Please say how many lines in the material include the string "Area", and nothing else.

==========

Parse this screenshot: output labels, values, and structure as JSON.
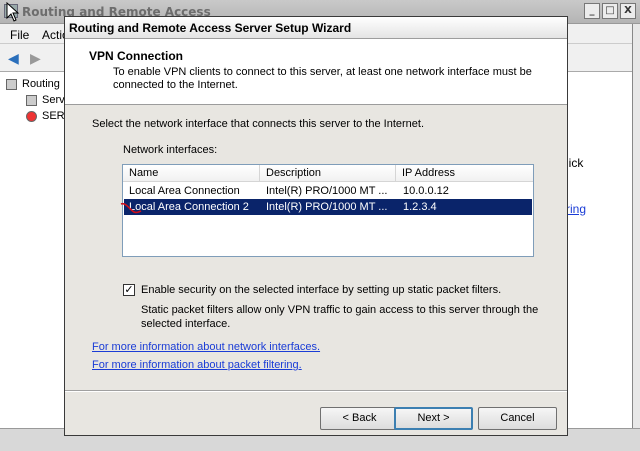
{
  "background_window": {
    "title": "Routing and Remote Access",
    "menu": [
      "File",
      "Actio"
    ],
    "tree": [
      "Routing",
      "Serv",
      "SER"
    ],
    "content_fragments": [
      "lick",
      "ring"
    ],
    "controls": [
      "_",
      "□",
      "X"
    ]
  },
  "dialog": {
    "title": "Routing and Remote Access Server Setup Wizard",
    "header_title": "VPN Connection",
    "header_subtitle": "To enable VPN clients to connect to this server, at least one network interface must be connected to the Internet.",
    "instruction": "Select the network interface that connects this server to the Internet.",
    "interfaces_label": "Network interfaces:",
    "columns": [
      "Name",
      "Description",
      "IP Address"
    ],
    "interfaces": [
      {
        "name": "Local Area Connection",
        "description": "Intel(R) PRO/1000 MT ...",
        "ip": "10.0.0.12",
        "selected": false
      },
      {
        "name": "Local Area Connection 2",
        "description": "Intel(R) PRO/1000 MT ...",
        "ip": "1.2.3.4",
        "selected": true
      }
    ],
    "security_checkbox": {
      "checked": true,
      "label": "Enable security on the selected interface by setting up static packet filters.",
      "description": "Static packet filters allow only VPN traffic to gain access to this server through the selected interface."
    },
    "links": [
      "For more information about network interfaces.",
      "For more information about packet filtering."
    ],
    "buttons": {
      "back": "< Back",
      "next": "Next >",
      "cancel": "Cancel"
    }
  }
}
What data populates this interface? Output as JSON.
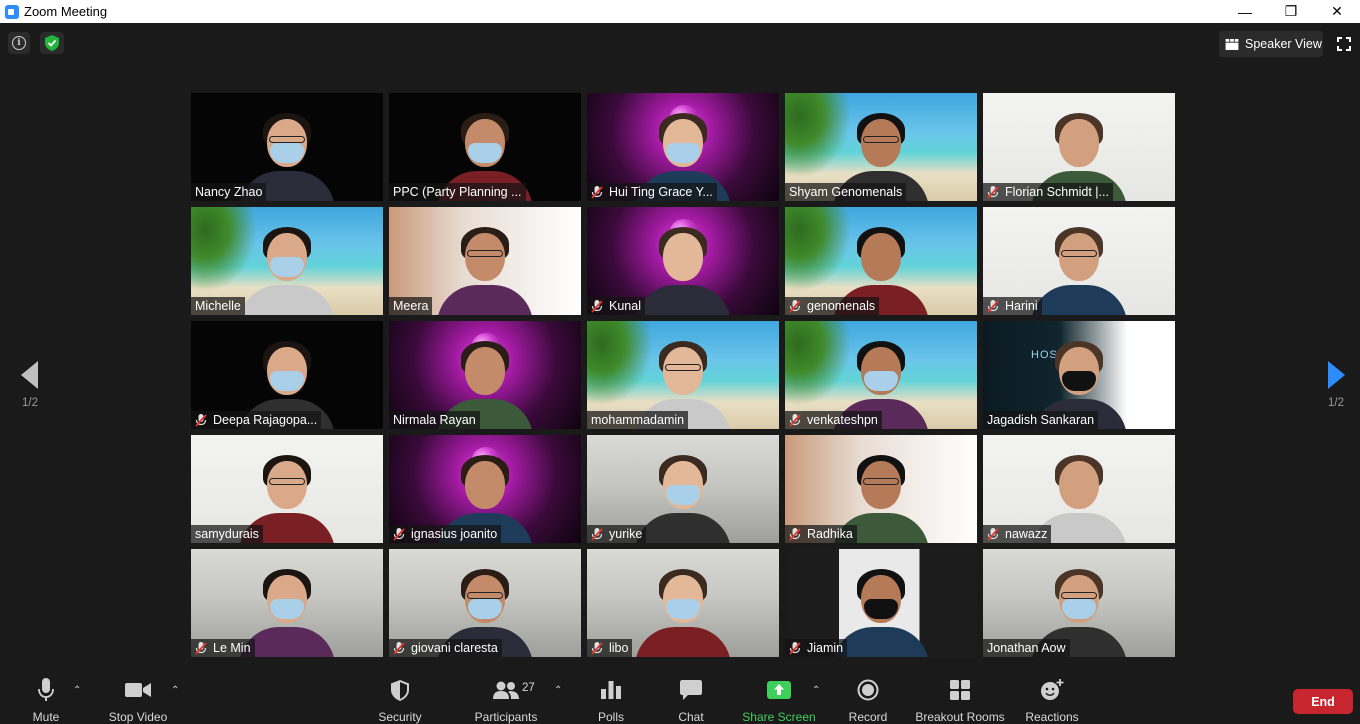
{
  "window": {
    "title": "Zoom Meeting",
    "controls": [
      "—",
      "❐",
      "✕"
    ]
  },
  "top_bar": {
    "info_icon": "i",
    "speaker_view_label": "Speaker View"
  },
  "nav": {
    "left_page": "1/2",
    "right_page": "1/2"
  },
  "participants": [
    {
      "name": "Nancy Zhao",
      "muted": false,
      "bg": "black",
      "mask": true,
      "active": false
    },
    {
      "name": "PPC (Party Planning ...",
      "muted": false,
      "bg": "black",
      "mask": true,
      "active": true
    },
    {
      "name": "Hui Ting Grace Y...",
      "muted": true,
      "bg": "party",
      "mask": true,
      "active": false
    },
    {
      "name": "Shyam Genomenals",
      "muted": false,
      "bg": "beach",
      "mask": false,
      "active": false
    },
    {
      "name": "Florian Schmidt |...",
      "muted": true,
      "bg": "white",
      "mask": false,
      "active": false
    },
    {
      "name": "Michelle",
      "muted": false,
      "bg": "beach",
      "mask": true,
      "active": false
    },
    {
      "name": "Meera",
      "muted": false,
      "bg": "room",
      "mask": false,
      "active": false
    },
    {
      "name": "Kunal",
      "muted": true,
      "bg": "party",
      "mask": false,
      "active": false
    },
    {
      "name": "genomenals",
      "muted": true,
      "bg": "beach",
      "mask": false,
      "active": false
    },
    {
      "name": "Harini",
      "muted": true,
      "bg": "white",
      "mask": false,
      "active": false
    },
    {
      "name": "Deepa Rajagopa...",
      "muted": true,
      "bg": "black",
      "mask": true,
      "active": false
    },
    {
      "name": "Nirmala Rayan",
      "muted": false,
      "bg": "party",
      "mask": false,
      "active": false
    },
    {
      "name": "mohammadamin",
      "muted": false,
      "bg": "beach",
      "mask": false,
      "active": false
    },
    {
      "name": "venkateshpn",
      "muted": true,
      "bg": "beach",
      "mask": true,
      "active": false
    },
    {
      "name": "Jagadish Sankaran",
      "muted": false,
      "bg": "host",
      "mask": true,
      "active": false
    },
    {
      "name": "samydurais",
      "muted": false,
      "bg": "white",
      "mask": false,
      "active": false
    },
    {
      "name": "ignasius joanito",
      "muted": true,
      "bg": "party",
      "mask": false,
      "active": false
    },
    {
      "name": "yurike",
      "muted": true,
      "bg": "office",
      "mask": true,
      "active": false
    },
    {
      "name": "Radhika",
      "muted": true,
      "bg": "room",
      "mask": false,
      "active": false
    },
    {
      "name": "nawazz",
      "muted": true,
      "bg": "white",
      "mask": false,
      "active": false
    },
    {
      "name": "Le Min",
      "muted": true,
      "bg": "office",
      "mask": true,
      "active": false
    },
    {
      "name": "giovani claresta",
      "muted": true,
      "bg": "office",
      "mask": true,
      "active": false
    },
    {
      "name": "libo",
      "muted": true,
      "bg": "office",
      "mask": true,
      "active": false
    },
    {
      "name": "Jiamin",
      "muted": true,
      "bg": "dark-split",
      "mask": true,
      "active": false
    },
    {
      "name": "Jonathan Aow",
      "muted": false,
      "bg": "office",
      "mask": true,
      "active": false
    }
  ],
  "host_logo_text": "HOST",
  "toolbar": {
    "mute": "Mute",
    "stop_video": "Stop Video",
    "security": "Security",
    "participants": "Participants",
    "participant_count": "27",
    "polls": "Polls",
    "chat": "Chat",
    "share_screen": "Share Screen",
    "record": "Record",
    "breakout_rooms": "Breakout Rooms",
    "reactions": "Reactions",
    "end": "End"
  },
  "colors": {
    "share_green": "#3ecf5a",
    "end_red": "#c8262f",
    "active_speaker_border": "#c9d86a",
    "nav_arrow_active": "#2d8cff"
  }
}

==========

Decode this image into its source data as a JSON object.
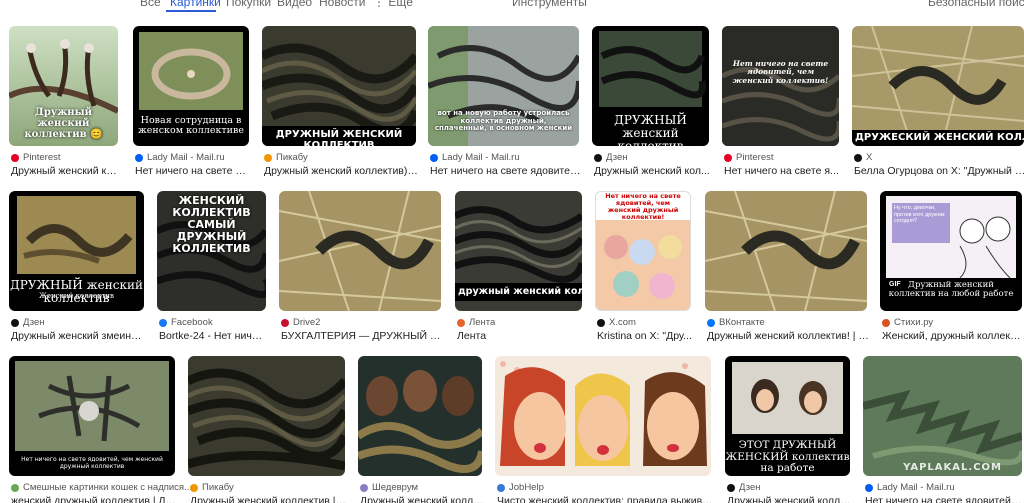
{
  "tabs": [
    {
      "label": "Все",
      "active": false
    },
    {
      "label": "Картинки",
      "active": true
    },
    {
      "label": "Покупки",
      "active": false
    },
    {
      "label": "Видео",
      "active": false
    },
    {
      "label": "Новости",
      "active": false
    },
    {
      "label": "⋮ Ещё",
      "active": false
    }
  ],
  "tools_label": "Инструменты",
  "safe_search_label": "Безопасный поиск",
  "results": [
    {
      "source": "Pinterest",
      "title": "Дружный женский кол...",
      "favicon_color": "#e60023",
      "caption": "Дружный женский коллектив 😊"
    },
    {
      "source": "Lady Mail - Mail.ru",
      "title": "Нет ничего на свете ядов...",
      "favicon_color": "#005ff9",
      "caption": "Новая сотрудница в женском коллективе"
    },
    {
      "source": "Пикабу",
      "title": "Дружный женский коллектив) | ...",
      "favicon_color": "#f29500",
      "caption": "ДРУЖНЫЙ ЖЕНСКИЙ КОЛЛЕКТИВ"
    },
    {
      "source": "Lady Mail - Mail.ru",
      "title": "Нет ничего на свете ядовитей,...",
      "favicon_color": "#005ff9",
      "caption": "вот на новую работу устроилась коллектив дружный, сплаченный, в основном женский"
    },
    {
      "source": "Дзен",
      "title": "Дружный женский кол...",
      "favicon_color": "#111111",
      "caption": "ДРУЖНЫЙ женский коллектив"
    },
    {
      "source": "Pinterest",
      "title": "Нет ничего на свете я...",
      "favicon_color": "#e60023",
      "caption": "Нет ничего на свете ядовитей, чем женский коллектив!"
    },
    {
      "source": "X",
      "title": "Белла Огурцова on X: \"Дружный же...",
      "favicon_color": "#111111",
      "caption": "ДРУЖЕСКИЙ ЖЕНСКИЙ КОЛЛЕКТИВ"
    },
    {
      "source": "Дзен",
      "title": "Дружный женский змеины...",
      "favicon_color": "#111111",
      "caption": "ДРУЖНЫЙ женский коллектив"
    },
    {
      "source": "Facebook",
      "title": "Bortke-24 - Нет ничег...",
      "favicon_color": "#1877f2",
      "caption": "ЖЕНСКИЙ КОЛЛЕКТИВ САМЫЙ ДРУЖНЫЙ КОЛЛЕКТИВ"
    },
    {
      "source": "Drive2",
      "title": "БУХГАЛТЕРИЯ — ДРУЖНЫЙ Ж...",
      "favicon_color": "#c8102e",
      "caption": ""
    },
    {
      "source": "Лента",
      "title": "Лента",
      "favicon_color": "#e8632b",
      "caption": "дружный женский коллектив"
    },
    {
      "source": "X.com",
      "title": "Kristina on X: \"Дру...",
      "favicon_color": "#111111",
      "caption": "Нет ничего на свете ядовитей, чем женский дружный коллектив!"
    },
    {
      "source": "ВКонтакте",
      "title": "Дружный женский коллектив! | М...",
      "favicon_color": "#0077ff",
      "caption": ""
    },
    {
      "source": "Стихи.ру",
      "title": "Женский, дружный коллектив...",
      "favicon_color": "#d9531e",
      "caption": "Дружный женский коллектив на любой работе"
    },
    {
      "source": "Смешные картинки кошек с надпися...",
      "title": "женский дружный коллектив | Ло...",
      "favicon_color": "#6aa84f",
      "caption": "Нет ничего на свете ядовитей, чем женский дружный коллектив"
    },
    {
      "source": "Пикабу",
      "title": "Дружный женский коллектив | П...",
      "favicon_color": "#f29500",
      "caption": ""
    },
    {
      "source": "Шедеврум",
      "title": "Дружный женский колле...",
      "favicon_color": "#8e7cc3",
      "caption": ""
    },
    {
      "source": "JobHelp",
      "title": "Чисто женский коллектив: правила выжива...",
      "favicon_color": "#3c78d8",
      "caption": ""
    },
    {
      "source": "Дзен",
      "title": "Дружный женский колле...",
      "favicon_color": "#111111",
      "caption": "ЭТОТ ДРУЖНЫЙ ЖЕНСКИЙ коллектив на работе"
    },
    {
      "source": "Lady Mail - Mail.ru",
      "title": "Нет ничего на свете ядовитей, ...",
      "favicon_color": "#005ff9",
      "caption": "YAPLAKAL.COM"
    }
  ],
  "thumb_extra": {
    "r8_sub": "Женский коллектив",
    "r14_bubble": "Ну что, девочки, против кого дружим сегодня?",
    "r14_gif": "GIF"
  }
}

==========

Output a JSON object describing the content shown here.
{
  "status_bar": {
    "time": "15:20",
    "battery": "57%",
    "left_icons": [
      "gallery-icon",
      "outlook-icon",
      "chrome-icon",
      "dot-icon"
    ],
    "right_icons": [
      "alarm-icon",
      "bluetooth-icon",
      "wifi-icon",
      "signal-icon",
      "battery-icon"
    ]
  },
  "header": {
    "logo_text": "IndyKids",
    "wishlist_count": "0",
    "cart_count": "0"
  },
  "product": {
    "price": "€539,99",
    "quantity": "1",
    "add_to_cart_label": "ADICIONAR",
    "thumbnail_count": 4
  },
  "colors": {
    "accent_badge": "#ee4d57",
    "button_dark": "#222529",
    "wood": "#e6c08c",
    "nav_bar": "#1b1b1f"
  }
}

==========

Exercise result. 2